(Component data from apps and pages)
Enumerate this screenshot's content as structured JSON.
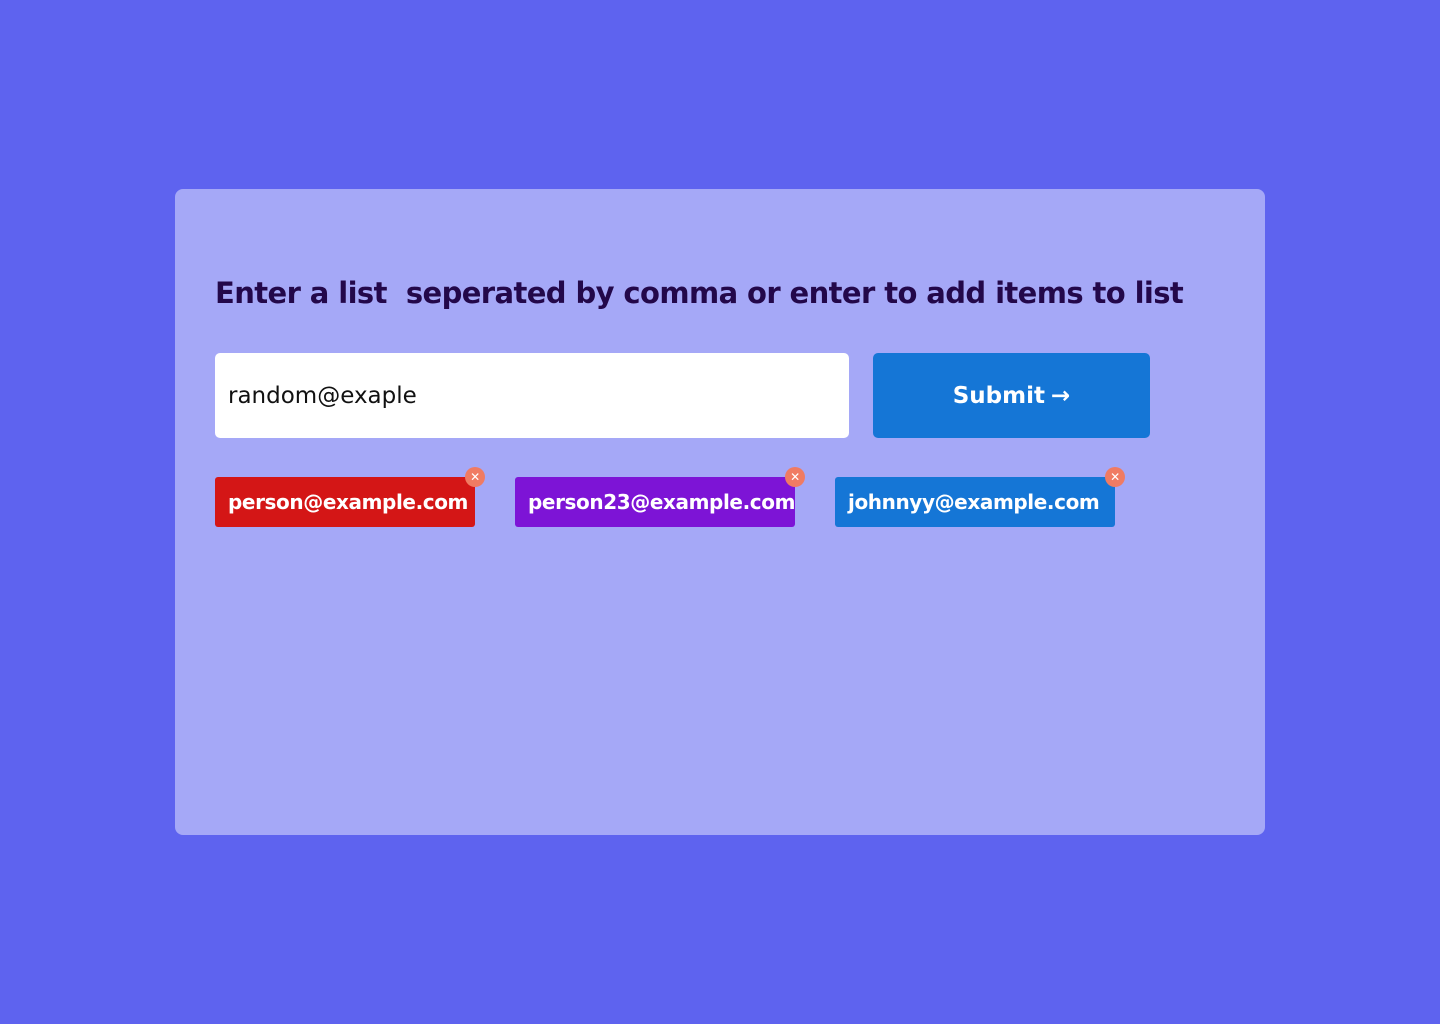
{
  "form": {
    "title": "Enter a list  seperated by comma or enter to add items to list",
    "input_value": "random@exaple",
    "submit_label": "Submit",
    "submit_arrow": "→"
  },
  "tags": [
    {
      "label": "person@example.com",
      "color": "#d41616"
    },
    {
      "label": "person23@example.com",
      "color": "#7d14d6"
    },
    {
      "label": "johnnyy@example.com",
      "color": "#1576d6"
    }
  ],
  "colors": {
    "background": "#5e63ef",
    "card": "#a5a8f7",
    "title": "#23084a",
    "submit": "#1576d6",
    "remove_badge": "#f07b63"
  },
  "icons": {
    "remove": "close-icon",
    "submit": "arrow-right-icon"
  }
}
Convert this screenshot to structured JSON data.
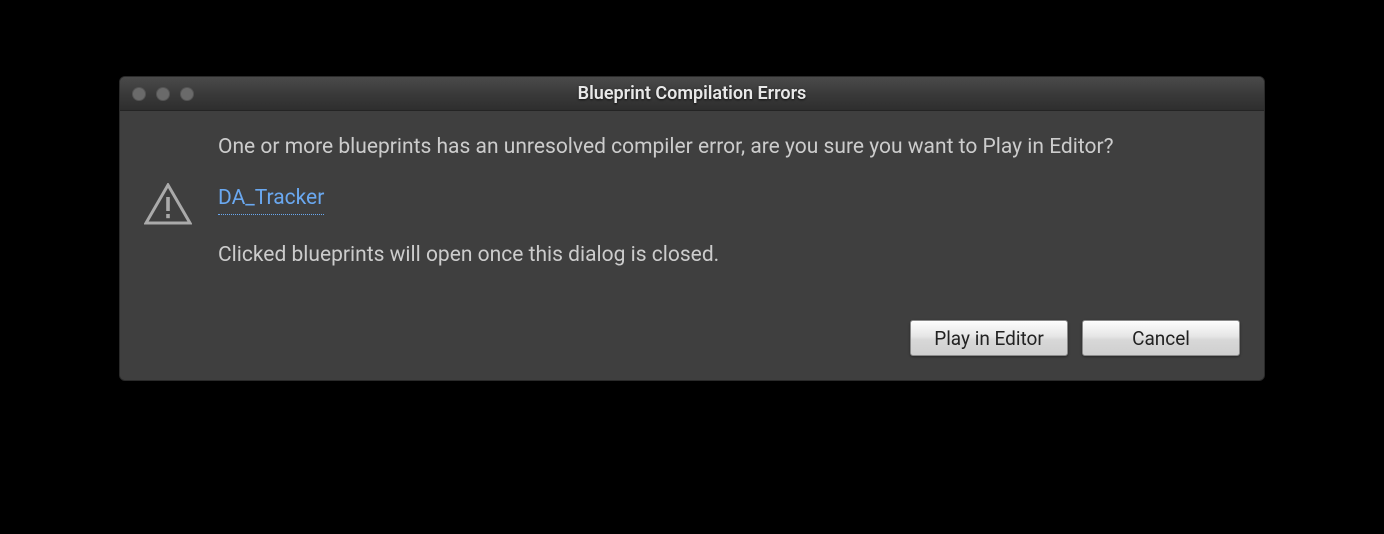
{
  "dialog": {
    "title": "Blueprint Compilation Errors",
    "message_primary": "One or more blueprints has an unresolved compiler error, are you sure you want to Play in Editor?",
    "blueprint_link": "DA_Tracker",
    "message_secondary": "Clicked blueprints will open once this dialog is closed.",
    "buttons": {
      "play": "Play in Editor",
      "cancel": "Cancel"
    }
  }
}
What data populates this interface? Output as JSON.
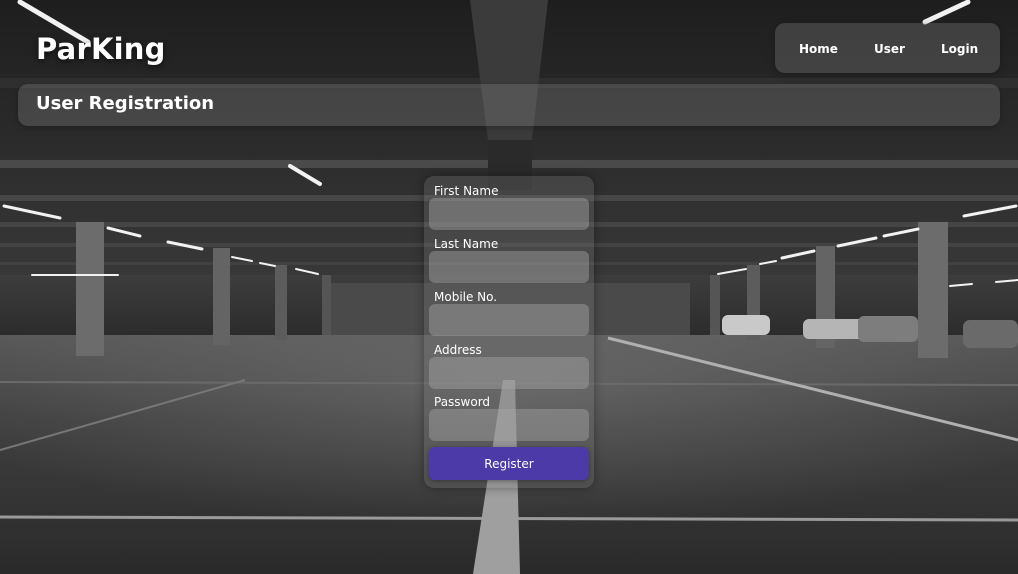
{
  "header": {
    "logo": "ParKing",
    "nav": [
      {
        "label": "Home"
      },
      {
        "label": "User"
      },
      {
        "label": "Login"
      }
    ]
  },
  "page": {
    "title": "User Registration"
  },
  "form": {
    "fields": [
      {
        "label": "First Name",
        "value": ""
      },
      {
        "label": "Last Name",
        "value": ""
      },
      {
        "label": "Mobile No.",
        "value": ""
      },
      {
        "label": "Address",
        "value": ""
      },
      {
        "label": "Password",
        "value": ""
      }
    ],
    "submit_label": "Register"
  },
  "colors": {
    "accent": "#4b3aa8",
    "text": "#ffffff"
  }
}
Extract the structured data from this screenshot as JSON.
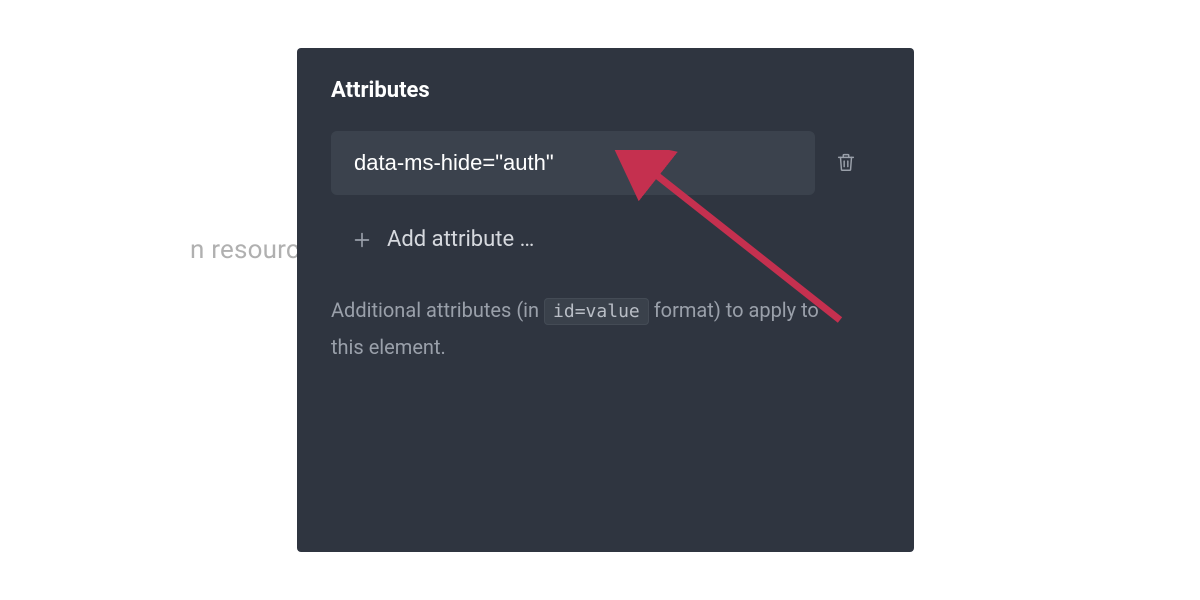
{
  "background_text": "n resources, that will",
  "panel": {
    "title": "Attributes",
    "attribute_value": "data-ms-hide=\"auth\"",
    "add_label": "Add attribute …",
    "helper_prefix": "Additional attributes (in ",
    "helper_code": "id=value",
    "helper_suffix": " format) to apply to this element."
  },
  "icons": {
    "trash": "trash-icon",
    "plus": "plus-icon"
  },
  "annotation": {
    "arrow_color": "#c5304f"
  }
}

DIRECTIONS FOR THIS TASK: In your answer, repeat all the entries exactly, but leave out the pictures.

TASK OUTPUT:
Enumerate this screenshot's content as structured JSON.
{
  "form": {
    "title": "Enter a list  seperated by comma or enter to add items to list",
    "input_value": "random@exaple",
    "submit_label": "Submit",
    "submit_arrow": "→"
  },
  "tags": [
    {
      "label": "person@example.com",
      "color": "#d41616"
    },
    {
      "label": "person23@example.com",
      "color": "#7d14d6"
    },
    {
      "label": "johnnyy@example.com",
      "color": "#1576d6"
    }
  ],
  "colors": {
    "background": "#5e63ef",
    "card": "#a5a8f7",
    "title": "#23084a",
    "submit": "#1576d6",
    "remove_badge": "#f07b63"
  },
  "icons": {
    "remove": "close-icon",
    "submit": "arrow-right-icon"
  }
}
Convert this screenshot to structured JSON data.
{
  "dialog": {
    "title": "Blueprint Compilation Errors",
    "message_primary": "One or more blueprints has an unresolved compiler error, are you sure you want to Play in Editor?",
    "blueprint_link": "DA_Tracker",
    "message_secondary": "Clicked blueprints will open once this dialog is closed.",
    "buttons": {
      "play": "Play in Editor",
      "cancel": "Cancel"
    }
  }
}
What data populates this interface? Output as JSON.
{
  "header": {
    "logo": "ParKing",
    "nav": [
      {
        "label": "Home"
      },
      {
        "label": "User"
      },
      {
        "label": "Login"
      }
    ]
  },
  "page": {
    "title": "User Registration"
  },
  "form": {
    "fields": [
      {
        "label": "First Name",
        "value": ""
      },
      {
        "label": "Last Name",
        "value": ""
      },
      {
        "label": "Mobile No.",
        "value": ""
      },
      {
        "label": "Address",
        "value": ""
      },
      {
        "label": "Password",
        "value": ""
      }
    ],
    "submit_label": "Register"
  },
  "colors": {
    "accent": "#4b3aa8",
    "text": "#ffffff"
  }
}
Extract the structured data from this screenshot as JSON.
{
  "background_text": "n resources, that will",
  "panel": {
    "title": "Attributes",
    "attribute_value": "data-ms-hide=\"auth\"",
    "add_label": "Add attribute …",
    "helper_prefix": "Additional attributes (in ",
    "helper_code": "id=value",
    "helper_suffix": " format) to apply to this element."
  },
  "icons": {
    "trash": "trash-icon",
    "plus": "plus-icon"
  },
  "annotation": {
    "arrow_color": "#c5304f"
  }
}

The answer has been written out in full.